6) NEED FOR NEW BLOOD IN THE SENATE: Patriot believes that it is high time that senior members of the faculty, particularly full professors such as Professors O'Malley and Staum, should graciously make room for new, bright and concerned faculty (Associates and below) to get involved in the College and University affairs by not hanging on to offices, elective or otherwise, too long. Prof. O'Malley is already a chair of the K.C.C. Chapter, an awesome responsibility during these fiscal crisis. By giving up her position in the Senate which she has held for many many years, she may be able to better focus her attention to issues affecting the faculty.
As for Prof. Staum (Math) and Prof. Miller (For. Lang.), they too have served as alternates for several years, and they too should yield their positions in favor of junior faculty who have never served on the Faculty Senate. In recent years, Prof. Staum has gained a reputation for his long, irrelevant and often misleading, argumentative monologues on issues requiring brief, sharp and more direct responses. Prof. Staum's replacement on the Senate will be in the best interest of the K.C.C. faculty.
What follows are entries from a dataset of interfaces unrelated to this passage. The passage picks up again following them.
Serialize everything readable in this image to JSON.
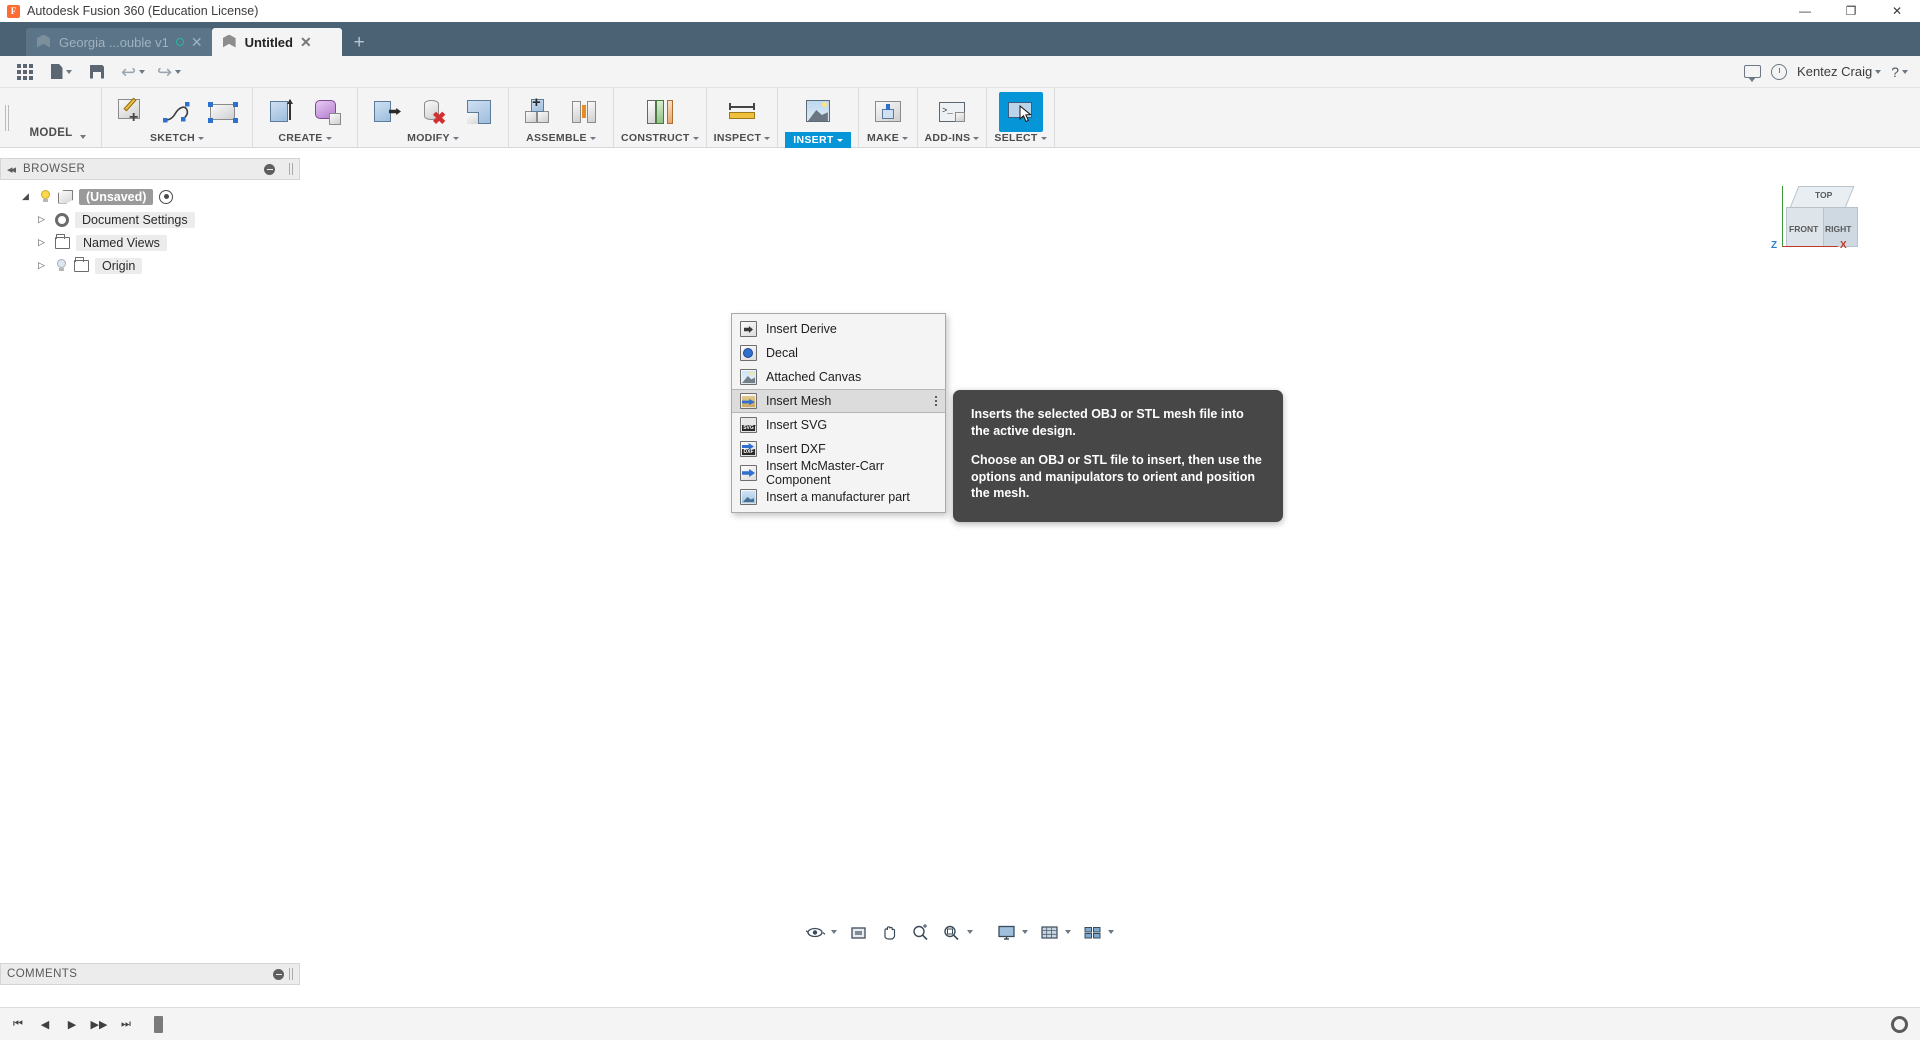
{
  "window": {
    "title": "Autodesk Fusion 360 (Education License)",
    "logo_text": "F",
    "minimize": "—",
    "maximize": "❐",
    "close": "✕"
  },
  "tabs": {
    "items": [
      {
        "label": "Georgia ...ouble v1",
        "active": false,
        "close": "✕",
        "has_status_dot": true
      },
      {
        "label": "Untitled",
        "active": true,
        "close": "✕",
        "has_status_dot": false
      }
    ],
    "new_tab": "+"
  },
  "quick_access": {
    "grid_name": "app-grid",
    "new_label": "New",
    "save_label": "Save",
    "undo_label": "Undo",
    "redo_label": "Redo",
    "user": "Kentez Craig",
    "user_caret": "▾",
    "help": "?",
    "help_caret": "▾"
  },
  "ribbon": {
    "workspace": {
      "label": "MODEL",
      "caret": "▾"
    },
    "panels": [
      {
        "label": "SKETCH",
        "caret": "▾",
        "open": false,
        "tools": [
          {
            "name": "create-sketch-icon",
            "title": "Create Sketch"
          },
          {
            "name": "spline-icon",
            "title": "Spline"
          },
          {
            "name": "rectangle-icon",
            "title": "Rectangle"
          }
        ]
      },
      {
        "label": "CREATE",
        "caret": "▾",
        "open": false,
        "tools": [
          {
            "name": "extrude-icon",
            "title": "Extrude"
          },
          {
            "name": "form-icon",
            "title": "Create Form"
          }
        ]
      },
      {
        "label": "MODIFY",
        "caret": "▾",
        "open": false,
        "tools": [
          {
            "name": "press-pull-icon",
            "title": "Press Pull"
          },
          {
            "name": "delete-icon",
            "title": "Delete"
          },
          {
            "name": "shell-icon",
            "title": "Shell"
          }
        ]
      },
      {
        "label": "ASSEMBLE",
        "caret": "▾",
        "open": false,
        "tools": [
          {
            "name": "new-component-icon",
            "title": "New Component"
          },
          {
            "name": "joint-icon",
            "title": "Joint"
          }
        ]
      },
      {
        "label": "CONSTRUCT",
        "caret": "▾",
        "open": false,
        "tools": [
          {
            "name": "offset-plane-icon",
            "title": "Offset Plane"
          }
        ]
      },
      {
        "label": "INSPECT",
        "caret": "▾",
        "open": false,
        "tools": [
          {
            "name": "measure-icon",
            "title": "Measure"
          }
        ]
      },
      {
        "label": "INSERT",
        "caret": "▾",
        "open": true,
        "tools": [
          {
            "name": "insert-canvas-icon",
            "title": "Insert"
          }
        ]
      },
      {
        "label": "MAKE",
        "caret": "▾",
        "open": false,
        "tools": [
          {
            "name": "3d-print-icon",
            "title": "3D Print"
          }
        ]
      },
      {
        "label": "ADD-INS",
        "caret": "▾",
        "open": false,
        "tools": [
          {
            "name": "scripts-addins-icon",
            "title": "Scripts and Add-Ins"
          }
        ]
      },
      {
        "label": "SELECT",
        "caret": "▾",
        "open": false,
        "tools": [
          {
            "name": "select-cursor-icon",
            "title": "Select"
          }
        ]
      }
    ]
  },
  "viewcube": {
    "top": "TOP",
    "front": "FRONT",
    "right": "RIGHT",
    "axis_z": "Z",
    "axis_x": "X"
  },
  "browser": {
    "title": "BROWSER",
    "collapse_icon": "◂◂",
    "nodes": [
      {
        "label": "(Unsaved)",
        "indent": 0,
        "selected": true,
        "arrow": "◢",
        "bulb": "on",
        "icon": "cube",
        "has_eye": true
      },
      {
        "label": "Document Settings",
        "indent": 1,
        "selected": false,
        "arrow": "▷",
        "bulb": "none",
        "icon": "gear",
        "has_eye": false
      },
      {
        "label": "Named Views",
        "indent": 1,
        "selected": false,
        "arrow": "▷",
        "bulb": "none",
        "icon": "folder",
        "has_eye": false
      },
      {
        "label": "Origin",
        "indent": 1,
        "selected": false,
        "arrow": "▷",
        "bulb": "off",
        "icon": "folder",
        "has_eye": false
      }
    ]
  },
  "insert_menu": {
    "items": [
      {
        "label": "Insert Derive",
        "icon": "insert-derive-icon",
        "active": false,
        "overflow": false
      },
      {
        "label": "Decal",
        "icon": "decal-icon",
        "active": false,
        "overflow": false
      },
      {
        "label": "Attached Canvas",
        "icon": "attached-canvas-icon",
        "active": false,
        "overflow": false
      },
      {
        "label": "Insert Mesh",
        "icon": "insert-mesh-icon",
        "active": true,
        "overflow": true
      },
      {
        "label": "Insert SVG",
        "icon": "insert-svg-icon",
        "active": false,
        "overflow": false
      },
      {
        "label": "Insert DXF",
        "icon": "insert-dxf-icon",
        "active": false,
        "overflow": false
      },
      {
        "label": "Insert McMaster-Carr Component",
        "icon": "insert-mcmaster-icon",
        "active": false,
        "overflow": false
      },
      {
        "label": "Insert a manufacturer part",
        "icon": "insert-manufacturer-part-icon",
        "active": false,
        "overflow": false
      }
    ]
  },
  "tooltip": {
    "paragraphs": [
      "Inserts the selected OBJ or STL mesh file into the active design.",
      "Choose an OBJ or STL file to insert, then use the options and manipulators to orient and position the mesh."
    ]
  },
  "comments": {
    "title": "COMMENTS"
  },
  "navbar": {
    "buttons": [
      {
        "name": "orbit-button",
        "label": "Orbit",
        "caret": "▾"
      },
      {
        "name": "look-at-button",
        "label": "Look At",
        "caret": ""
      },
      {
        "name": "pan-button",
        "label": "Pan",
        "caret": ""
      },
      {
        "name": "zoom-button",
        "label": "Zoom",
        "caret": ""
      },
      {
        "name": "fit-button",
        "label": "Fit",
        "caret": "▾"
      },
      {
        "name": "display-settings-button",
        "label": "Display Settings",
        "caret": "▾"
      },
      {
        "name": "grid-snaps-button",
        "label": "Grid and Snaps",
        "caret": "▾"
      },
      {
        "name": "viewports-button",
        "label": "Viewports",
        "caret": "▾"
      }
    ]
  },
  "timeline": {
    "buttons": [
      {
        "name": "timeline-begin-button",
        "glyph": "⏮"
      },
      {
        "name": "timeline-prev-button",
        "glyph": "◀"
      },
      {
        "name": "timeline-play-button",
        "glyph": "▶"
      },
      {
        "name": "timeline-next-button",
        "glyph": "▶▶"
      },
      {
        "name": "timeline-end-button",
        "glyph": "⏭"
      }
    ],
    "settings_label": "Settings"
  },
  "colors": {
    "accent": "#0696d7",
    "tabstrip": "#4a6274",
    "ribbon_bg": "#f4f4f4",
    "tooltip_bg": "#474747",
    "selection_gray": "#9a9a9a"
  }
}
Patriot urges all faculty (with or without Fh.D's) to unite in replacing Profs. O'Malley, Staum and Miller and nominating and electing members of the faculty who have not served on the Faculty Senate before, who are not full professors, and who are from departments other than English True friends and dear colleagues of Prof. O'Malley and Prof. Staum are urged to persuade them not to run, for these colleagues and both Profs. O'Malley and Staum should know that the Patriot has an outstanding record for the last several years of urging undeserving candidates to withdraw graciously. All those who failed to respect this advice, lost.
The lust for power is not rooted in strength but in weakness. Erich Fromm, Escape from Freedom, 1941, pg. 162